Travonto is proud to present 6 of the World’s Craziest and Most Challenging Bike Rides.
So, you’ve cycled the rambling hills of Southern France and pedaled your way along the ins and outs of the American coastline and are looking for something a bit more challenging? These 6 cycling trails will have you plummeting down cliff edges, flying over potholes, and skidding around hairpin bends, all in the name of an adrenaline kick.
1. “The Road of Death,” Bolivia
With a nickname like “El Camino de la Muerte” or “The Road of Death,” it’s not hard to understand why Bolivia‘s North Yungas Road is commonly believed to be the most dangerous road in the world. With an estimated 200-300 unfortunate travelers falling victim to road accidents each year, it’s a plausible claim. The 22 mile (35km) highway runs between La Paz and Coroico, winding through the Andes Mountains and featuring hairpin bends, 3000 feet (900m) sheer drops and narrow cliff-hugging sections, all completely absent of guardrails. What better place to take part in some gravity-assisted mountain biking? Yes, the debris-littered, badly paved roads have become a huge attraction for thrill-seekers, with numerous companies offering the chance to brave the descent from La Cumbre Pass at 15,400 feet (4,700m). Just make sure you go with a reputable company and get a sturdy, well-serviced bike – on average 300 people per year die on this road.
2. Cancha Carrera, Chile
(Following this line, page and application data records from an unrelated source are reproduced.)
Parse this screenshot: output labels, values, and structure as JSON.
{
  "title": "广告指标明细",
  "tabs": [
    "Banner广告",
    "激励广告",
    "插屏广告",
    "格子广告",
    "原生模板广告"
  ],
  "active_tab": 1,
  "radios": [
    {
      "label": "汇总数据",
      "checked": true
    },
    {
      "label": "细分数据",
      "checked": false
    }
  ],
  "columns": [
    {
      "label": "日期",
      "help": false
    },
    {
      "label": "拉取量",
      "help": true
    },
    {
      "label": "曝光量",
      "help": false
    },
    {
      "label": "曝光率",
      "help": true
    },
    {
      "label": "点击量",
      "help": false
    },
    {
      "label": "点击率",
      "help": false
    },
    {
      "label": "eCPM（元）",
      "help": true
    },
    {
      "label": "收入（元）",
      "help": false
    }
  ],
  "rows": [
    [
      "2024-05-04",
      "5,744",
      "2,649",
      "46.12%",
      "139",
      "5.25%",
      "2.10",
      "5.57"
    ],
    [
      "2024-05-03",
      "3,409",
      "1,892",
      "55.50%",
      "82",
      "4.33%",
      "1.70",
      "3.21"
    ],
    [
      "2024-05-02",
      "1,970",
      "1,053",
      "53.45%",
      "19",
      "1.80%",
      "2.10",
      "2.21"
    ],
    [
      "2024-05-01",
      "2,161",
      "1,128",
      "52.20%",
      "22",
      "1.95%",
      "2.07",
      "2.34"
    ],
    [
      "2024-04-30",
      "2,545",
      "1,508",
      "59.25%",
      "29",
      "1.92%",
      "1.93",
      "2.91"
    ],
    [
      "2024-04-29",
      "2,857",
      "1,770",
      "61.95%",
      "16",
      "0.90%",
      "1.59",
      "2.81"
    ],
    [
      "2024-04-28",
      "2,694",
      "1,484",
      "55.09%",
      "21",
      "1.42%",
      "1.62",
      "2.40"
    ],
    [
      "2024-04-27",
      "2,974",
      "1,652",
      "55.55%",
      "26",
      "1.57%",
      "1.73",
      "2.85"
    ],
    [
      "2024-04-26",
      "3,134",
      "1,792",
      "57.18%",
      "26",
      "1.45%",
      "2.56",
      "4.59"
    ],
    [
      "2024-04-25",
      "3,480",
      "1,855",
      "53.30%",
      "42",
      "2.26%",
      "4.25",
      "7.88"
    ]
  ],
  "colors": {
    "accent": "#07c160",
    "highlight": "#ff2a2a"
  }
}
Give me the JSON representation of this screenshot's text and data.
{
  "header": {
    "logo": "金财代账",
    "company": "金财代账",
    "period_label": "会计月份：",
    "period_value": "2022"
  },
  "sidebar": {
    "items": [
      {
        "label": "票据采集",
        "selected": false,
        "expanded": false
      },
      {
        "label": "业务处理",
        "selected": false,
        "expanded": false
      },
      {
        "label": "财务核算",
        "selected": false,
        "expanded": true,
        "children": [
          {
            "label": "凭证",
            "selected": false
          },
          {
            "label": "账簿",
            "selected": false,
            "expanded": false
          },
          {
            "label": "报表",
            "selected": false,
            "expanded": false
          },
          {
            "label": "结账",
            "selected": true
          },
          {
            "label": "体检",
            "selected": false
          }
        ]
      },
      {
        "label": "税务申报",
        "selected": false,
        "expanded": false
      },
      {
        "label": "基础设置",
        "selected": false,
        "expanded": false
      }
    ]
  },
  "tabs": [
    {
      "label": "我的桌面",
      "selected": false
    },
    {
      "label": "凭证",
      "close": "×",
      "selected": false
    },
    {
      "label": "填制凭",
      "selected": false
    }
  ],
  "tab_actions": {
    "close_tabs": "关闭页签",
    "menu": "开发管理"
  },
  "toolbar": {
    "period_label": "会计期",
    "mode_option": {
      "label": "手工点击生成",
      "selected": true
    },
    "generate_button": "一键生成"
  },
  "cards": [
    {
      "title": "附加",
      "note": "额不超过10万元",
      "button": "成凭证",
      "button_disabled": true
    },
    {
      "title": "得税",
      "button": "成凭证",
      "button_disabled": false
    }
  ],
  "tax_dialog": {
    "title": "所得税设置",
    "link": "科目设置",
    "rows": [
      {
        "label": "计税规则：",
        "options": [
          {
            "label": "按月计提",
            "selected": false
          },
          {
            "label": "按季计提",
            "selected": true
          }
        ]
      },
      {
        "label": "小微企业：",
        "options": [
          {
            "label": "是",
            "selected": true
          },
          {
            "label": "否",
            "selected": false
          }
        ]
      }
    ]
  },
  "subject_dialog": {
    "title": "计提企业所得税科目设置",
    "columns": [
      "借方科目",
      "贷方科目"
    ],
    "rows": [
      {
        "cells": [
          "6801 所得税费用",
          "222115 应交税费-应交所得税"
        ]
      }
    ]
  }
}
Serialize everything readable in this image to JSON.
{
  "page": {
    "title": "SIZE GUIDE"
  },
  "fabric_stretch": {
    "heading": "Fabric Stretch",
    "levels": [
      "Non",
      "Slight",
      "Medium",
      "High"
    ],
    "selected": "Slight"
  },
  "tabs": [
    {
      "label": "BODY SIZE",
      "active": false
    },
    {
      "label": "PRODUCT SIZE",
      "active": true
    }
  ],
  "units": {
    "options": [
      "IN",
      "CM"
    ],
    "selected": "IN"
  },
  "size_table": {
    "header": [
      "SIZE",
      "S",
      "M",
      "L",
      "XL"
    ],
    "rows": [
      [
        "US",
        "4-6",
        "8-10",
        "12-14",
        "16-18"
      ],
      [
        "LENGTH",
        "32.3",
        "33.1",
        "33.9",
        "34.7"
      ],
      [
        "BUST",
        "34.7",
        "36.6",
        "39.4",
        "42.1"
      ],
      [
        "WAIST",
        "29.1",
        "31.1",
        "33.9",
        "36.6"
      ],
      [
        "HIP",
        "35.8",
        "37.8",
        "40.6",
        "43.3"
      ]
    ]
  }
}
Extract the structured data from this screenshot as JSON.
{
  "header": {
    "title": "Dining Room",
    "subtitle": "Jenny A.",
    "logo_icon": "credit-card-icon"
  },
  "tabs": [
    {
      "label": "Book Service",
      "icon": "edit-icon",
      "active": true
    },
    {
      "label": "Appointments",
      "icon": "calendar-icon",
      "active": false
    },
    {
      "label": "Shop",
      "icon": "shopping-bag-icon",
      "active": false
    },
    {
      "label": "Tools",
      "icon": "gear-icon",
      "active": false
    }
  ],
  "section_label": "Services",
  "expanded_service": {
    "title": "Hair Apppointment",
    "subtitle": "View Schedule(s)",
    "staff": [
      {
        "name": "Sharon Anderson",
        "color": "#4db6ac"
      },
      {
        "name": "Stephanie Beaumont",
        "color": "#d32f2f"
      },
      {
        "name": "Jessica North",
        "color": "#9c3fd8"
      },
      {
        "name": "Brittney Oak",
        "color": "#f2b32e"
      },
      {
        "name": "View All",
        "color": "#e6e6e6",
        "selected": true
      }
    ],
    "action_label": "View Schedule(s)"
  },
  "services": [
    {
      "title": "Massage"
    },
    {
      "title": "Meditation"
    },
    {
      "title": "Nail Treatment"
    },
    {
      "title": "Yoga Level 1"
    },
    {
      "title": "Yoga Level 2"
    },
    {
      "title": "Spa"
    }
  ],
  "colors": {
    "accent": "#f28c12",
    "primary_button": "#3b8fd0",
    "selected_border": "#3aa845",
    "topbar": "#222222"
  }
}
Only advanced cyclists only should attempt Chile’s most challenging downhill trail, running down through the Andes over a tough mix of terrains. Loose rocks, zigzagging pathways, gaps to jump, and sharp turns – this trail circuit has all the necessary assets to challenge the ability and perseverance of the most experienced mountain bikers. If you can manage to take your eyes off the ground ahead, you’ll be rewarded with some incredible views unfolding over the vast Chilean mountain ranges. Take care to stay on track, though– the road is notoriously laced with tricky turn-offs, dead end streets, and blink-and-you’ll-miss-it signposts. Well, they aren’t going to make it easy for you, are they?
3. La Farola, Cuba
Once referred to as “landscape on steroids,” the La Farola Highway covers an incredible stretch of topography, with rolling beaches, mountain landscapes, and cathedral spires marking out the distant city skylines. The cycle route runs for 5.5 miles (9km) from the tip of the Baracoa Mountains, spinning down limestone ledges, and skimming dead-end drops with the expanse of the ocean hitting you at every turn. The route is the first stage of the Vuelta Ciclista Cuba (a Cuban version of the Tour de France), and though the edges are lined with guardrails, the metal fencing does little to stop you from feeling like you’re flying off the edge of the world as the descent speeds up.
4. Cliffs of Moher, Ireland
There’s little margin for error on these gravity-defying coastal roads, with the narrow pathways hugging the cliff edges so closely it feels like you might be swept over the edge with one wobble of a tire.
Soaring up to 700 feet (214m) above the Atlantic ocean in County Clare, Ireland, the majestic Cliffs of Moher are an impressive fete of nature, made all the more menacing by Ireland’s typically inclement weather. High winds, thick mist, and slippery surfaces are common occurrences in these parts, but it’s the rush of coastal winds and the breathtaking vistas that entice thousands of cyclists to attempt the route each year.
5. Karakoram Highway, China-Pakistan
While it’s hardly a traditional cycle route, those with a taste for adventure will be challenged by the 800-mile (1290 km) Karakoram Highway, running from Pakistan to China along the remains of the old Silk Road. Not only is it the world’s highest international road, gaining some 15, 400 feet (4,700m), but its vast stretches of unpaved roads, uneven gravel tracks, and gaping potholes make it treacherous territory for cars, let alone bicycles. However, the route has been achieved on a humble bicycle, and you’ll be hard-pressed to find a more interesting route, with the highway passing lively villages, glacial passes, vast mountainous scenery, and beautiful lakes. The final 9 miles (15km) descent swirls through the mountains in a series of hairpin bends with the snow-capped Karakoram Mountains looming in the distance. Just make sure you take plenty of supplies with you – this is a tough place to get a puncture.
6. Lysebotn Road, Norway
With 27 switchbacks, numerous dangerously fast downhill plummets, and 3/4 mile (1.1km) tunnel to traverse through the cliffside, it’s clear that Norway’s most popular mountain biking destination is no lazy pedal through the hills. The Lysebotn Road starts out at Lysefjord and is reachable by the ferry from Stavanger. It’s an active route, with plenty of ups and downs and twists and turns, culminating in a hairpin serpentine than descends some 2000 feet (600m) into Lysebotn. The views, especially in the cooler months when the roads are trimmed in snow, are spectacular, and the smooth surfaces make for perfect cycling conditions, although you’d be well advised not to take your eyes off the road.